This departure helped develop a philosophy that formed an entire art education revolution for Native America. Funded through the US Department of the Interior’s Bureau of Indian Affairs, the Institute of American Indian Arts (IAIA) opened in 1962 as a vocational fine arts high school for Native Americans. Modern and Native cultural aesthetics were embraced by the institution. The result of this artistic approach was an outpouring of creative expression that received regional and national attention. This exhibition includes early works by IAIA students and faculty and is a visual testimony to the Institute’s revolutionary approach to art education that sparked a cultural change within Native Art.

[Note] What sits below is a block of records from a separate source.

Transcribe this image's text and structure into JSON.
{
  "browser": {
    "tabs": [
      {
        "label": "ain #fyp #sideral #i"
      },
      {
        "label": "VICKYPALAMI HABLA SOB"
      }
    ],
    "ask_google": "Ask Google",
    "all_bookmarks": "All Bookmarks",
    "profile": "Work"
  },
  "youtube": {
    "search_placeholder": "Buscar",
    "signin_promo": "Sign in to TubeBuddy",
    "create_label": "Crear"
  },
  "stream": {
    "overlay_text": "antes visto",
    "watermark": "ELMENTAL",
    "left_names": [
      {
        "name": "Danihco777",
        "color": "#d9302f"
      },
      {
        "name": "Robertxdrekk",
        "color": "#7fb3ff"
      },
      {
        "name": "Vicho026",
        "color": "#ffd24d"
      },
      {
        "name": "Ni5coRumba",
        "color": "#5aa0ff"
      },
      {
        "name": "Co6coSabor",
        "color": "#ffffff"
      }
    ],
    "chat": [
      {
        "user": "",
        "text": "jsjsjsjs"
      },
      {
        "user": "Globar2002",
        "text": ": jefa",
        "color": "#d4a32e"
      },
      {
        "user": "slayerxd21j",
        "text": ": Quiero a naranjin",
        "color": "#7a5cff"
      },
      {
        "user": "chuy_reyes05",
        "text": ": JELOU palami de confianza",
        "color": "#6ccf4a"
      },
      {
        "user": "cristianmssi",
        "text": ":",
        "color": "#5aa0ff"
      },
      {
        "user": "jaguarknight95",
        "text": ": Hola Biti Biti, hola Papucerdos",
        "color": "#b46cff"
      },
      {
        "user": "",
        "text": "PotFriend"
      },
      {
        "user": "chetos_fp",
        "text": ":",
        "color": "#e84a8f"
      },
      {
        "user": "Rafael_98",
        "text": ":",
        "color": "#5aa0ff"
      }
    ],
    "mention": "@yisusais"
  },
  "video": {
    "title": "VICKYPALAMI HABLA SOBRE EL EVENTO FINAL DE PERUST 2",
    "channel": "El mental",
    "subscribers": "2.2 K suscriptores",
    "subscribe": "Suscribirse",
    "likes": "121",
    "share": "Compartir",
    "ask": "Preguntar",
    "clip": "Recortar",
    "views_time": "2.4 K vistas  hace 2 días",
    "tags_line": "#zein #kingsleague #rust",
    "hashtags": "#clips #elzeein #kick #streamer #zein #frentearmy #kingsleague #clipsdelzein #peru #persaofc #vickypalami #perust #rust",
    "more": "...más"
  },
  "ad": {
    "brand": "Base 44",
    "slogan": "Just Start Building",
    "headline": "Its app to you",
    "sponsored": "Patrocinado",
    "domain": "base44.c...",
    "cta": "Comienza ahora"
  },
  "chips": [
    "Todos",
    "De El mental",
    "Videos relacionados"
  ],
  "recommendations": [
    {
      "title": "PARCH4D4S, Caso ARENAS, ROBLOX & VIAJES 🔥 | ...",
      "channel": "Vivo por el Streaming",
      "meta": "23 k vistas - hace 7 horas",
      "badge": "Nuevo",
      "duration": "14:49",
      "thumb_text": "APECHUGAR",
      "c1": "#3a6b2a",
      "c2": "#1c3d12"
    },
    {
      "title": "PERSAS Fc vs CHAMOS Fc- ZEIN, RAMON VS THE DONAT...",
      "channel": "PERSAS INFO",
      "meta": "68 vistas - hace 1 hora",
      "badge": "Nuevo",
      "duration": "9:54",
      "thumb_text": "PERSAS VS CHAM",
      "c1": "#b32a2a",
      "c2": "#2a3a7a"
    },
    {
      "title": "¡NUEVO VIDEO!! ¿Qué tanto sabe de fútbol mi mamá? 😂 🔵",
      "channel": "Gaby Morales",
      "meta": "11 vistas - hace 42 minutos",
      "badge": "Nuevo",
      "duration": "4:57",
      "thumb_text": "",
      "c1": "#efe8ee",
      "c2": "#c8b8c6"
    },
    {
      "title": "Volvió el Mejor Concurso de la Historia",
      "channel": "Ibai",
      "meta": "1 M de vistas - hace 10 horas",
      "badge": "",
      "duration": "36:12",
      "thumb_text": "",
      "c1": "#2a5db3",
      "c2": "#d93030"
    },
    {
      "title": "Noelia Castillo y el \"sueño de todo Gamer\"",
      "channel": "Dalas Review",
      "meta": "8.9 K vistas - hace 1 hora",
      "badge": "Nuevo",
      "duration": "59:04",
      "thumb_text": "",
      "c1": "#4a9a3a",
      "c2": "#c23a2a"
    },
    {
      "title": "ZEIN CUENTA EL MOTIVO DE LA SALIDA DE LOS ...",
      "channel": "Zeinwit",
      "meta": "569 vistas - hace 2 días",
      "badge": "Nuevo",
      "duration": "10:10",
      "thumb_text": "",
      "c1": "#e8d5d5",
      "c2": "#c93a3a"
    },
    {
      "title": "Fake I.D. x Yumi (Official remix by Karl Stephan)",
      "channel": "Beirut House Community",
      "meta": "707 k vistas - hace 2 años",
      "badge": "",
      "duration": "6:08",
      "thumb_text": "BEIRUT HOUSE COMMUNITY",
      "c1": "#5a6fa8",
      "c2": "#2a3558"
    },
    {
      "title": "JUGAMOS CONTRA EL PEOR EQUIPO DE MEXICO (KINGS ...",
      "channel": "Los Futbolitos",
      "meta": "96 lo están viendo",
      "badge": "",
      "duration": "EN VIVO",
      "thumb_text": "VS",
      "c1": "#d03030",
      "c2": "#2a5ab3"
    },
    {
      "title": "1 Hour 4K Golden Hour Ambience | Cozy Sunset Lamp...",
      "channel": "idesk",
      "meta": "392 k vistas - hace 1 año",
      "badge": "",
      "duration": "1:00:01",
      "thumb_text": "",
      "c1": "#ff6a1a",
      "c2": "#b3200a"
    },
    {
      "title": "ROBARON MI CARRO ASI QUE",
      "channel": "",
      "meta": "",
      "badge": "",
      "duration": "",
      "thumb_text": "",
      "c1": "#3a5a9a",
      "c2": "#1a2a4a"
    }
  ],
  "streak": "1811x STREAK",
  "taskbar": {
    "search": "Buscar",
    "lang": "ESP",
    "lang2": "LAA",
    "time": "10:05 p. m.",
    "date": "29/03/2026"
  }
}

Artists

  • Ray Aguilar (San Felipe Pueblo)
  • Ralph Aragon (San Felipe Pueblo/Acoma Pueblo)
  • Sammy Begay (Navajo)
  • Larry (Littlebird) Bird (Santo Domingo Pueblo/Laguna Pueblo)
  • Earl Biss (Crow)
  • Bennet Brien (Turtle Mountain Chippewa)
  • Bennie Buffalo (Southern Cheyenne)
  • George Burdeau (Piikani)
  • T.C. Cannon (Caddo/Kiowa)
  • Art Chischilly (Navajo)
  • Joseph L. Concha (Taos Pueblo)
  • Larry Desjarlais (Chippewa)
  • Joe Dudley (Chippewa)
  • Earl Eder (Yanktonai Sioux)
  • Mary Eder (Sioux)
  • Kirby Feathers (Ponca/Sioux)
  • Anita (Luttrell) Fields (Osage/Muscogee Creek)
  • Phyllis Fife (Muscogee Creek)
  • Herman Fragua (Jemez Pueblo/Sandia Pueblo)
  • Henry (Hank) Gobin (Tulalip/Snohomish)
  • John Gritts (Cherokee)
  • Harvey Herman (Sioux)
  • Patrick Swazo Hinds (Tesuque Pueblo)
  • John Hoover (Aleut)
  • Michael Jenkins (Inuit)
  • Peter B. Jones (Onondaga)
  • Ralph Robert Kniffen (San Carlos Apache/Shoshone)
  • Delores Lee (Paiute)
  • Alice Loiselle (Chippewa)
  • Linda Lomaheftawa (Hopi/Choctaw)
  • Linda Lucero (Jemez Pueblo)
  • Edna Massey (Cherokee)
  • Don Montileaux (Oglala Lakota)
  • George Morrison (Chippewa)
  • Courtney Moyah (White Mountain Apache/Akimel O’odham/Tohono O’odham)
  • Lloyd Kiva New (Cherokee)
  • Calvin O’John (Southern Ute)
  • Peter Sampson (Confederated Tribes of Umatilla)
  • Neil Parsons (Piikani)
  • Connie (Red Star) Price (Crow)
  • Kevin Red Star (Crow)
  • Fritz Scholder (Luiseño)
  • Gerald Stone (Seminole)
  • Jennie Trujillo (Taos Pueblo)
  • Roger Tsabetsaye (Zuni Pueblo)
  • Carl Tubby (Choctaw)
  • Judy Vicenti (Jicarilla Apache)
  • Juanita Waukazo (Chippewa)
  • Alfred Young Man (Cree)
  • Mike Medicine Horse Zillioux (Akimel O’odham/Cheyenne/Pawnee)

Details

Start:
Sun, May 1
End:
Thu, May 1, 2031
Event Category:

Venue

IAIA Museum of Contemporary Native Arts (MoCNA)
108 Cathedral Place
Santa Fe, NM 87501 United States
Phone:
(888) 922-4242

Organizer

IAIA Museum of Contemporary Native Arts (MoCNA)
Phone:
(888) 922-4242
Closed July 4 in Observance of Independence Day